*** DATA IN THIS EXERCISE ***

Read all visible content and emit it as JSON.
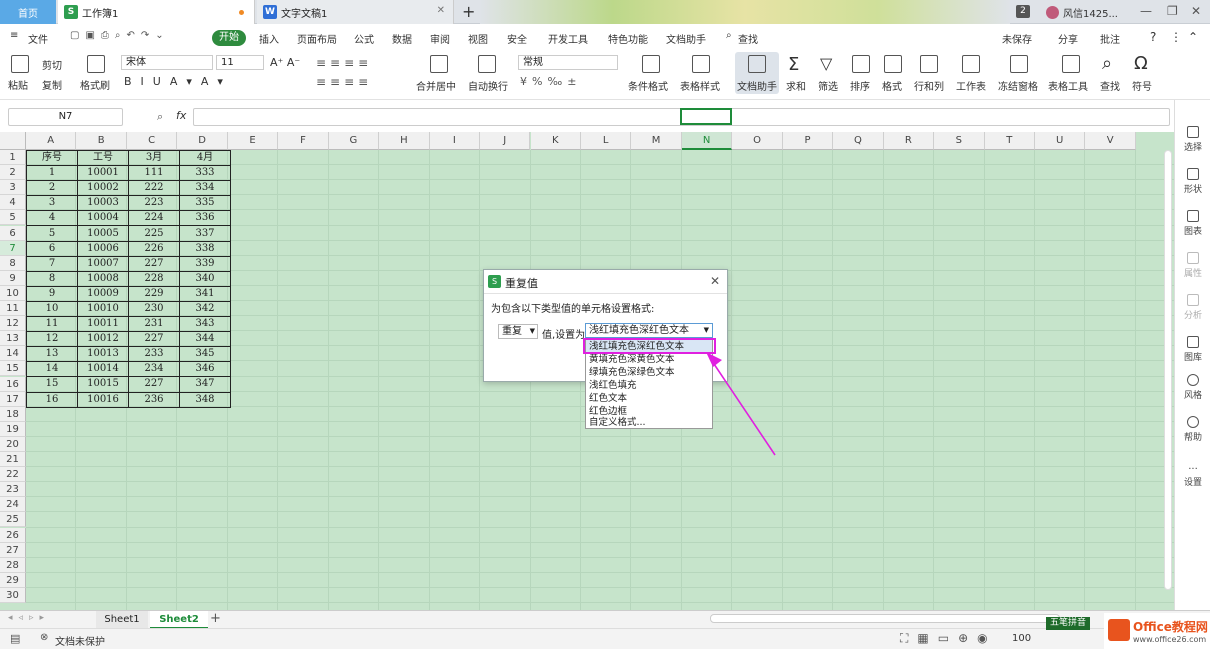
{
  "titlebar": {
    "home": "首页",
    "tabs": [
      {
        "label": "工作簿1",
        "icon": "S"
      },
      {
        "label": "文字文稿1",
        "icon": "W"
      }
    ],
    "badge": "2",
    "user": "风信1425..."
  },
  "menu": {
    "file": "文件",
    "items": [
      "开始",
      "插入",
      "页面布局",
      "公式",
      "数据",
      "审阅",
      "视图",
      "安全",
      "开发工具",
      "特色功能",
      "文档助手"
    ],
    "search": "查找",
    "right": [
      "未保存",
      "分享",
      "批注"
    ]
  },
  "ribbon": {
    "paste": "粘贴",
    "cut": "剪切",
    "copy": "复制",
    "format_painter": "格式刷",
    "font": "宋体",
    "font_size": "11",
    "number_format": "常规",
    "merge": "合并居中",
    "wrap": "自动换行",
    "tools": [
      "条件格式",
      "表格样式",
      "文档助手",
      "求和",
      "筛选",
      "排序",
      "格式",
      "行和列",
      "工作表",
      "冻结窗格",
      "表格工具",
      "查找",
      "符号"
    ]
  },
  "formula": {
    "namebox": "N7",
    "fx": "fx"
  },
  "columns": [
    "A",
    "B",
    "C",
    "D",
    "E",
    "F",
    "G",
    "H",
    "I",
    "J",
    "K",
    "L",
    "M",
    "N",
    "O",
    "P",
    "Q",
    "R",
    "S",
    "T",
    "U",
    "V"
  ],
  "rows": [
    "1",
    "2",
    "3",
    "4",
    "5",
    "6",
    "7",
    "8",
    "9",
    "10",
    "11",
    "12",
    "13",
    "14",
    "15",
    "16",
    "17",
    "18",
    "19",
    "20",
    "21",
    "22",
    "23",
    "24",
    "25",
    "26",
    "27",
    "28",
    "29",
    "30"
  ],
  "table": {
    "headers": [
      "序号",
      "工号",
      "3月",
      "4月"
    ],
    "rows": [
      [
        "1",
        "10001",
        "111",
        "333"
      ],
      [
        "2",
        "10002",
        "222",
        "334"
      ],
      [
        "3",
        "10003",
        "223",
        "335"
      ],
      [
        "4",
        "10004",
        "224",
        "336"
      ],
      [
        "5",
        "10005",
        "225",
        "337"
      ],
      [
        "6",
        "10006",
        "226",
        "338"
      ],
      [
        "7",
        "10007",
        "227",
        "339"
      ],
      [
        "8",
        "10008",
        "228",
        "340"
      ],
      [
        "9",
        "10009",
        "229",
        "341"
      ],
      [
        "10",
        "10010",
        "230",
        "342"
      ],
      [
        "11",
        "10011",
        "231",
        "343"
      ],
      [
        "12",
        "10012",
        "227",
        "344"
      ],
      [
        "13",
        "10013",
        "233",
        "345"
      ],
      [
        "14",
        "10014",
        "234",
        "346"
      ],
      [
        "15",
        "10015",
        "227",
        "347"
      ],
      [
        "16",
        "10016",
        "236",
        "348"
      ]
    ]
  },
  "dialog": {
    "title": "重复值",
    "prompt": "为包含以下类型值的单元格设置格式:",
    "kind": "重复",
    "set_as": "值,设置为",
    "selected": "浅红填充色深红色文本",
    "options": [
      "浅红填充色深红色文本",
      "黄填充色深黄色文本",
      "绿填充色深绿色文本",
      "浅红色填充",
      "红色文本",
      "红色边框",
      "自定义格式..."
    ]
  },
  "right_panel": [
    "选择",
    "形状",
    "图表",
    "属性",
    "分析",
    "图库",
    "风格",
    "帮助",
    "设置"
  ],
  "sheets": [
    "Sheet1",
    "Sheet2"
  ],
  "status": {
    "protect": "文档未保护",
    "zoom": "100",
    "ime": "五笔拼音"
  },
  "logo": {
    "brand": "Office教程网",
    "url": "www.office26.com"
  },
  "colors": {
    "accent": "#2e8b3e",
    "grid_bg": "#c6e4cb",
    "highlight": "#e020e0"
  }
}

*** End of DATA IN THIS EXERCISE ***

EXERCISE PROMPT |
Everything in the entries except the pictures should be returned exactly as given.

OUTPUT OF THE TASK |
Read all visible content and emit it as JSON.
{
  "titlebar": {
    "home": "首页",
    "tabs": [
      {
        "label": "工作簿1",
        "icon": "S"
      },
      {
        "label": "文字文稿1",
        "icon": "W"
      }
    ],
    "badge": "2",
    "user": "风信1425..."
  },
  "menu": {
    "file": "文件",
    "items": [
      "开始",
      "插入",
      "页面布局",
      "公式",
      "数据",
      "审阅",
      "视图",
      "安全",
      "开发工具",
      "特色功能",
      "文档助手"
    ],
    "search": "查找",
    "right": [
      "未保存",
      "分享",
      "批注"
    ]
  },
  "ribbon": {
    "paste": "粘贴",
    "cut": "剪切",
    "copy": "复制",
    "format_painter": "格式刷",
    "font": "宋体",
    "font_size": "11",
    "number_format": "常规",
    "merge": "合并居中",
    "wrap": "自动换行",
    "tools": [
      "条件格式",
      "表格样式",
      "文档助手",
      "求和",
      "筛选",
      "排序",
      "格式",
      "行和列",
      "工作表",
      "冻结窗格",
      "表格工具",
      "查找",
      "符号"
    ]
  },
  "formula": {
    "namebox": "N7",
    "fx": "fx"
  },
  "columns": [
    "A",
    "B",
    "C",
    "D",
    "E",
    "F",
    "G",
    "H",
    "I",
    "J",
    "K",
    "L",
    "M",
    "N",
    "O",
    "P",
    "Q",
    "R",
    "S",
    "T",
    "U",
    "V"
  ],
  "rows": [
    "1",
    "2",
    "3",
    "4",
    "5",
    "6",
    "7",
    "8",
    "9",
    "10",
    "11",
    "12",
    "13",
    "14",
    "15",
    "16",
    "17",
    "18",
    "19",
    "20",
    "21",
    "22",
    "23",
    "24",
    "25",
    "26",
    "27",
    "28",
    "29",
    "30"
  ],
  "table": {
    "headers": [
      "序号",
      "工号",
      "3月",
      "4月"
    ],
    "rows": [
      [
        "1",
        "10001",
        "111",
        "333"
      ],
      [
        "2",
        "10002",
        "222",
        "334"
      ],
      [
        "3",
        "10003",
        "223",
        "335"
      ],
      [
        "4",
        "10004",
        "224",
        "336"
      ],
      [
        "5",
        "10005",
        "225",
        "337"
      ],
      [
        "6",
        "10006",
        "226",
        "338"
      ],
      [
        "7",
        "10007",
        "227",
        "339"
      ],
      [
        "8",
        "10008",
        "228",
        "340"
      ],
      [
        "9",
        "10009",
        "229",
        "341"
      ],
      [
        "10",
        "10010",
        "230",
        "342"
      ],
      [
        "11",
        "10011",
        "231",
        "343"
      ],
      [
        "12",
        "10012",
        "227",
        "344"
      ],
      [
        "13",
        "10013",
        "233",
        "345"
      ],
      [
        "14",
        "10014",
        "234",
        "346"
      ],
      [
        "15",
        "10015",
        "227",
        "347"
      ],
      [
        "16",
        "10016",
        "236",
        "348"
      ]
    ]
  },
  "dialog": {
    "title": "重复值",
    "prompt": "为包含以下类型值的单元格设置格式:",
    "kind": "重复",
    "set_as": "值,设置为",
    "selected": "浅红填充色深红色文本",
    "options": [
      "浅红填充色深红色文本",
      "黄填充色深黄色文本",
      "绿填充色深绿色文本",
      "浅红色填充",
      "红色文本",
      "红色边框",
      "自定义格式..."
    ]
  },
  "right_panel": [
    "选择",
    "形状",
    "图表",
    "属性",
    "分析",
    "图库",
    "风格",
    "帮助",
    "设置"
  ],
  "sheets": [
    "Sheet1",
    "Sheet2"
  ],
  "status": {
    "protect": "文档未保护",
    "zoom": "100",
    "ime": "五笔拼音"
  },
  "logo": {
    "brand": "Office教程网",
    "url": "www.office26.com"
  },
  "colors": {
    "accent": "#2e8b3e",
    "grid_bg": "#c6e4cb",
    "highlight": "#e020e0"
  }
}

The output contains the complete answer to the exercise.